Author Andrew J. Olson, whose work has previously appeared in several journals such as Red Weather and The Monarch Review, grew up in Brandon, MN before receiving his MFA at Minnesota State University Moorhead. Though he now lives in Oklahoma, Olson pays homage to the rural Midwest with Barn Stripping and Other Stories, a collection of eighteen succinctly written and intensely relatable narratives.
Released by Outskirts Press and now available as an e-book with Knuckledown Press, Barn Stripping contains stories ranging in length from one to about ten pages. Some involve everyday scenarios such as farming, hunting, and playing football, while others involve more unusual circumstances, such as a family burying a son during a blizzard or a boy falling from a church balcony during a choir recital.
Some are not stories so much as brief snapshots of country life against the stark and sometimes forbidding backdrop of painfully familiar Minnesota winters. One example is the story “The Sound of Watermelon:” two crisply written pages of a conversation between a husband and wife at the kitchen sink. It’s the shortest stories such as this that are the most memorable: concise, to the point, and powerful in their own understated way.

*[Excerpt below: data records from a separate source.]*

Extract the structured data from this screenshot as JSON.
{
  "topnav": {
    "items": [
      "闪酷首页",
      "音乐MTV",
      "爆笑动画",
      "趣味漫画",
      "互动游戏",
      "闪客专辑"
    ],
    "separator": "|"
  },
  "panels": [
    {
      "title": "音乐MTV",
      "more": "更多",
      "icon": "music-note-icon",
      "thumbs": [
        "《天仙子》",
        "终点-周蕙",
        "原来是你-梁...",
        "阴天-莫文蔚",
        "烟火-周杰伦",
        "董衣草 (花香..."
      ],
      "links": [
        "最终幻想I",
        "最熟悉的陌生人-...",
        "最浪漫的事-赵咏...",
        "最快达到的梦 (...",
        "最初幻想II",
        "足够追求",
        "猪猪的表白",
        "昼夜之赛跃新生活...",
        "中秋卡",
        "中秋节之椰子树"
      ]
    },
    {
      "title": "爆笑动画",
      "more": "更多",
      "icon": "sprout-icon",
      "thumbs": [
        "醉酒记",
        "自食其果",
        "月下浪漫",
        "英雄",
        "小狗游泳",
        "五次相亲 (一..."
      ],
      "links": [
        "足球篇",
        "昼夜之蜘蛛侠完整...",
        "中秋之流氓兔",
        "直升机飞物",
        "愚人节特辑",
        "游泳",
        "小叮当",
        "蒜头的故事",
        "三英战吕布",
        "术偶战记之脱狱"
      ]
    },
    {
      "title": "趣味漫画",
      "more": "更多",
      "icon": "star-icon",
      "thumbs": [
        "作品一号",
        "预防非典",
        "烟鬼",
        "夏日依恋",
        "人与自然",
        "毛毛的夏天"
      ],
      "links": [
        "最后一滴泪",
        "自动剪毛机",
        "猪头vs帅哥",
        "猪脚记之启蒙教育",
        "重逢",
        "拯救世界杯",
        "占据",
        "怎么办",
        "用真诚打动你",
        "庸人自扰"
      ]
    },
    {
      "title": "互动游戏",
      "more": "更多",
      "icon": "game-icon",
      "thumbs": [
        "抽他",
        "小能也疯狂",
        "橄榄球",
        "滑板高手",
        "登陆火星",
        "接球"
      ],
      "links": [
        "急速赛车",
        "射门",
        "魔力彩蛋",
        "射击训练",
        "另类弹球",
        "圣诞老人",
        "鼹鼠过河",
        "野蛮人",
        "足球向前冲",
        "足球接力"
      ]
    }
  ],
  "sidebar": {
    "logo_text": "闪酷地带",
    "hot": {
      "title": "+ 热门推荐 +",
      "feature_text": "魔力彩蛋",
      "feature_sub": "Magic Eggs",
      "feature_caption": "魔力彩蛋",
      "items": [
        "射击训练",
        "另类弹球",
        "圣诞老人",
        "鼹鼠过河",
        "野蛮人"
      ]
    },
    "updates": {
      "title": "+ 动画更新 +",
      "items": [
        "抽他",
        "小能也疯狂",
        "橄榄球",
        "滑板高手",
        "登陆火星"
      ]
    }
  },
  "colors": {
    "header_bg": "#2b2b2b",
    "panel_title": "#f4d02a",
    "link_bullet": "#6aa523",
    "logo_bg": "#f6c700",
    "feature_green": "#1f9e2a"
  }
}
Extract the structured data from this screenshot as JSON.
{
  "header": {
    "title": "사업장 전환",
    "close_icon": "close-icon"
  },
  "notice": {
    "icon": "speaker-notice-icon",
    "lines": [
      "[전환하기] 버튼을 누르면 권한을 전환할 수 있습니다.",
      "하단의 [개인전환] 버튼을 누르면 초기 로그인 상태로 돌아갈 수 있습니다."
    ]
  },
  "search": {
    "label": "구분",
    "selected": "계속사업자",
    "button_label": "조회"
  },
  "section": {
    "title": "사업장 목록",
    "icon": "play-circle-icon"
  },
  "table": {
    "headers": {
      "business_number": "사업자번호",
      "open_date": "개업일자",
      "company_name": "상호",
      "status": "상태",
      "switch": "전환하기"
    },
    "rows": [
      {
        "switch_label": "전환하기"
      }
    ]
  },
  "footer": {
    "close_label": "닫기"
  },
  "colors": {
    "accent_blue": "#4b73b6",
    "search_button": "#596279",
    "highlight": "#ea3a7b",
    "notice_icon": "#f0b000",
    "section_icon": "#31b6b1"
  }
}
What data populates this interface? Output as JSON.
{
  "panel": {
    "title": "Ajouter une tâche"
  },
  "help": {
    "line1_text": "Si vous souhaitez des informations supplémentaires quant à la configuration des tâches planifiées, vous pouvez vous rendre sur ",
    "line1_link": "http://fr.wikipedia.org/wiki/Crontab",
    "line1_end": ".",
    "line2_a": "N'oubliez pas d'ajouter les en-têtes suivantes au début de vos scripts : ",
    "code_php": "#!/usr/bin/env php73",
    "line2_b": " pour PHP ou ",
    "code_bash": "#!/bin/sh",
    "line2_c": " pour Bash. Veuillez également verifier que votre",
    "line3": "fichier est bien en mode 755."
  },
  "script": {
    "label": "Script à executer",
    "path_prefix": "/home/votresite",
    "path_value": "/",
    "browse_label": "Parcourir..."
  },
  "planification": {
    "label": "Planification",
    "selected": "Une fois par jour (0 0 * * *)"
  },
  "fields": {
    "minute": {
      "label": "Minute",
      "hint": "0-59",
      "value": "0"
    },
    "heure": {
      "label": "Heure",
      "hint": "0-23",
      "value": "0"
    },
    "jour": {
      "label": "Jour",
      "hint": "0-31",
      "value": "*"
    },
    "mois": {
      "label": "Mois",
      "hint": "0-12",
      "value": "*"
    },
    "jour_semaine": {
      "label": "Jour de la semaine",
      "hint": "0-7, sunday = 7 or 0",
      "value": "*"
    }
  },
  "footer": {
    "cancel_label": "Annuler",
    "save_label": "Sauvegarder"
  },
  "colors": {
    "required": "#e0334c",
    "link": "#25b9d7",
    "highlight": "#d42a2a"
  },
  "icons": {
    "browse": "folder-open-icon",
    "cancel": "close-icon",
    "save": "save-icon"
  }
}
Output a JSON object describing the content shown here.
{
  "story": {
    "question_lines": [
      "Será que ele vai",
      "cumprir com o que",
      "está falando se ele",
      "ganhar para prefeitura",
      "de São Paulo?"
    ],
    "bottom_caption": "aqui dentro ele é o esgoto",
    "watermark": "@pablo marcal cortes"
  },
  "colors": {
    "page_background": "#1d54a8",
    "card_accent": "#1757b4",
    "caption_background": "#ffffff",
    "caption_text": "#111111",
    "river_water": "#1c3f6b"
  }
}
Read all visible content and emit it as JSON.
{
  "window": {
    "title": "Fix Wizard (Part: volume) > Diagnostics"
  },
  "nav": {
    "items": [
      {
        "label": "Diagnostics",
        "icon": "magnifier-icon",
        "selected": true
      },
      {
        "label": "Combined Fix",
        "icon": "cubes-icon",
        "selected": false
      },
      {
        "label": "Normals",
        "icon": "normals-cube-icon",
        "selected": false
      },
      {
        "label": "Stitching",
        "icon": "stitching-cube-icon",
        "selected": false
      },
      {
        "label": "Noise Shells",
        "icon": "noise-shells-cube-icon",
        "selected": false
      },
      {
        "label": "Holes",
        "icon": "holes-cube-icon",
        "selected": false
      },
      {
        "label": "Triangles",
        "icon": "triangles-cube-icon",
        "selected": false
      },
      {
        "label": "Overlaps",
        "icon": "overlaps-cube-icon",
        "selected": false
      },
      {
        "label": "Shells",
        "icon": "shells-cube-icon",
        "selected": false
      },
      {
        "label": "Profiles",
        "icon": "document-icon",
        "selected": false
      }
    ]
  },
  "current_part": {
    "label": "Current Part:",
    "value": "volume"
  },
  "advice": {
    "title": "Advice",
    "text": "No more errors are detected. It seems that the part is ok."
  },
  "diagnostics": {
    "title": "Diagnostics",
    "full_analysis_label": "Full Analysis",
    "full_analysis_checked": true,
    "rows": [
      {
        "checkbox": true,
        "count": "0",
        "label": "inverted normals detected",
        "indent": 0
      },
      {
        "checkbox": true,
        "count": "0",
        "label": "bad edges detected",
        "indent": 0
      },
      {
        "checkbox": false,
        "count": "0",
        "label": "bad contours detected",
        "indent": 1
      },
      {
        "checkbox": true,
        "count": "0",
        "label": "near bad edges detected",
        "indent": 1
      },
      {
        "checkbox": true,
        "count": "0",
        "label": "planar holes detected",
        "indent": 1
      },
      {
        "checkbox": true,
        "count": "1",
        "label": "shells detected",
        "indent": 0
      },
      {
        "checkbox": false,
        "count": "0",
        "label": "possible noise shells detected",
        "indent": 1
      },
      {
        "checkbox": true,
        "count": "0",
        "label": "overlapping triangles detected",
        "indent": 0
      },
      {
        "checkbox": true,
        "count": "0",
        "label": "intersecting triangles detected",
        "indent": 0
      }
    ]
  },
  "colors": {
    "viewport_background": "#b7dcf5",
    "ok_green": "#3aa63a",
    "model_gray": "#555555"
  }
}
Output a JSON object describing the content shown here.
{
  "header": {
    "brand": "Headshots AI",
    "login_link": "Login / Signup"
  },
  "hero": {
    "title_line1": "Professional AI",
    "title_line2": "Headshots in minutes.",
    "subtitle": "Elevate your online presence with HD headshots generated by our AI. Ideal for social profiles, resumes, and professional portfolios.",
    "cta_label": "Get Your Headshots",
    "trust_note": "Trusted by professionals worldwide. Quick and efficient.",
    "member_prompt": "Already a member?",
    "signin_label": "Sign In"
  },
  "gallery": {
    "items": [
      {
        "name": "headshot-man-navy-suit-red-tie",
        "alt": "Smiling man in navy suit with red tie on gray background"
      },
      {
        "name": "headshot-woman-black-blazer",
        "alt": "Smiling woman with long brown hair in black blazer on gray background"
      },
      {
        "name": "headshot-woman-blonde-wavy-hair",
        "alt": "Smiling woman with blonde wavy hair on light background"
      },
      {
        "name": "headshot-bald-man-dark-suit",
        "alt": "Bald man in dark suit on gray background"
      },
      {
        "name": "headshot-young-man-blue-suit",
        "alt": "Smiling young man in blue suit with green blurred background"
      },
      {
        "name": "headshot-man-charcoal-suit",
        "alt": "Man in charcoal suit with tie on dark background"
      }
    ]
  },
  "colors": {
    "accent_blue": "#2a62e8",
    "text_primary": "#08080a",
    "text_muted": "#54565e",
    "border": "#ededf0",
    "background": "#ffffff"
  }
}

Through sparse dialogue and subtle characterization, we get to know what’s lurking beneath the surface of the reticent Midwestern exterior among these young farm boys, budding preteens, hardworking college kids, and industrious adults. In the stories that place emphasis on family interactions—primarily between fathers and sons—many of these characters are nameless, only referred to by titles such as “the boy,” “the father,” or “the grandfather,” which highlights the roles they play in their families and communities.
Barn Stripping and Other Stories resonates with Midwest philosophies of resilience, unflinching work ethic, and contribution to one’s community. There is something raw and humanistic about this collection, which undoubtedly depicts a life many local readers are living and a childhood others once knew. But although it transports certain readers to a familiar setting, its themes of familial relationships, the loss of innocence, and adolescent milestones are universal and memorable.
So take a break from your escapes to Hogwarts and Narnia and return to planting potatoes in your backyard and shooting birds with a BB gun. This vicarious trip back home will be worth your while.
This article previously appeared in the High Plains Reader.
– Särah Nour